The determination of who is or is not a guard is a close and essentially factual question on which Board policy has been anything but uniform. Compare Viking Bag Co., 1966, 161 NLRB 648; Sears, Roebuck & Co., 1966, 157 NLRB 32; Heck's Inc., 1966, 156 NLRB 760; U.S. Gypsum Co., 1965, 152 NLRB 624, with Texas Electric Cooperatives, 1966, 160 NLRB 440; West Virginia Pulp and Paper Co., 1963, 140 NLRB 1160; Hazelton Laboratories, Inc., 1962, 136 NLRB 1609; Sidney Blumenthal & Co., Inc., 1955, 113 NLRB 791; Walterboro Manufacturing Corp., 1953, 106 NLRB 1383.


In the action before us, many of the criteria applied in the cited cases as bearing on the status of an employee as a guard are absent, e.g., uniforms, arms, deputization, and disciplinary authority; on the other hand, as above noted, the men performed substantial janitorial work. Such factors, both positive and negative, preclude a determination that the three janitor-watchmen could only be guards. We therefore hold that the three need not have been classified as guards as a matter of law, and that it was the responsibility of respondent or the union, rather than that of the Board's agent, to make the challenge if any was indicated.3


The petition for enforcement of the Board's order is granted.


Judge Dillin is sitting by designation from the Southern District of Indiana


United Papermakers and Paperworkers, AFL-CIO


The Board agent 'must challenge a voter if he knows or has reason to believe that the voter is ineligible to vote, but in this instance, he should he should not challenge until and unless none of the parties voices a challenge.' National Labor Relations Board, Field Manual 11338


We express no opinion as to the status of the three employees as guards. Should the employer persist in its objection to the inclusion of the trio in the bargaining unit, it may institute a proper proceeding to have them severed from the unit.
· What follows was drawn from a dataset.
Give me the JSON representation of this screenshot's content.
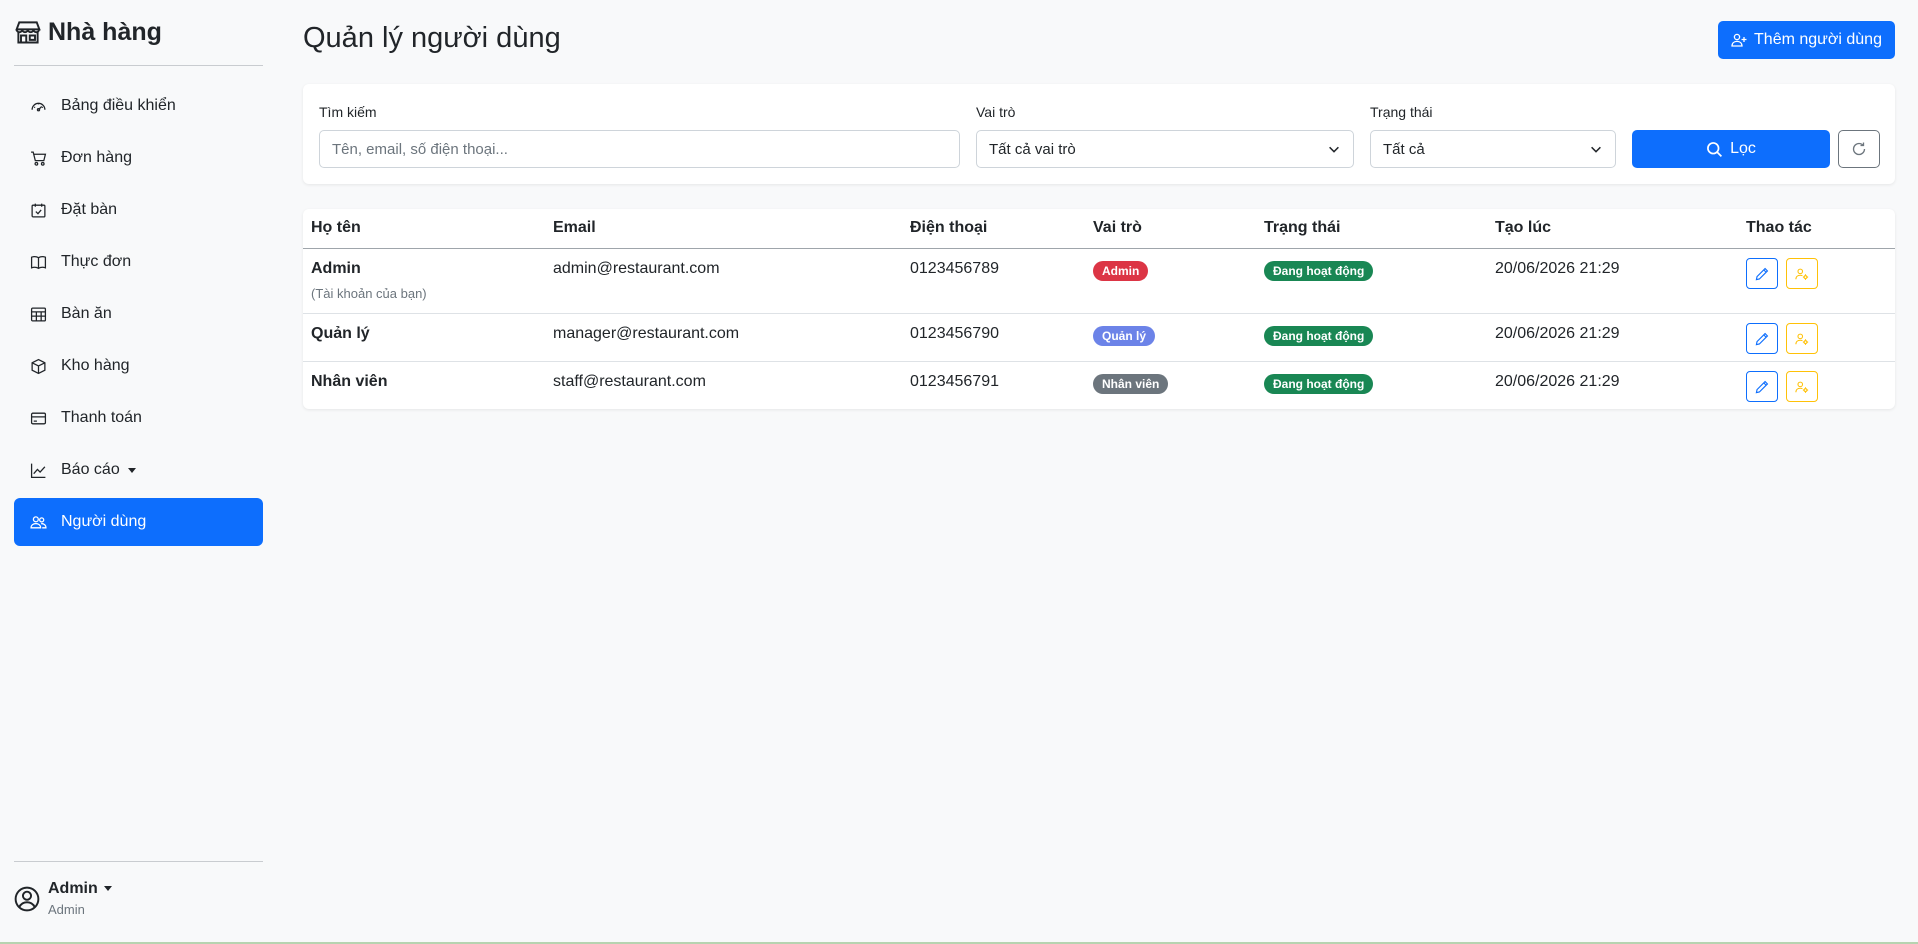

National Labor Relations Board, Rules and Regulations, 102.60(b), West Virginia Pulp and Paper Co., 1963, 140 NLRB 1160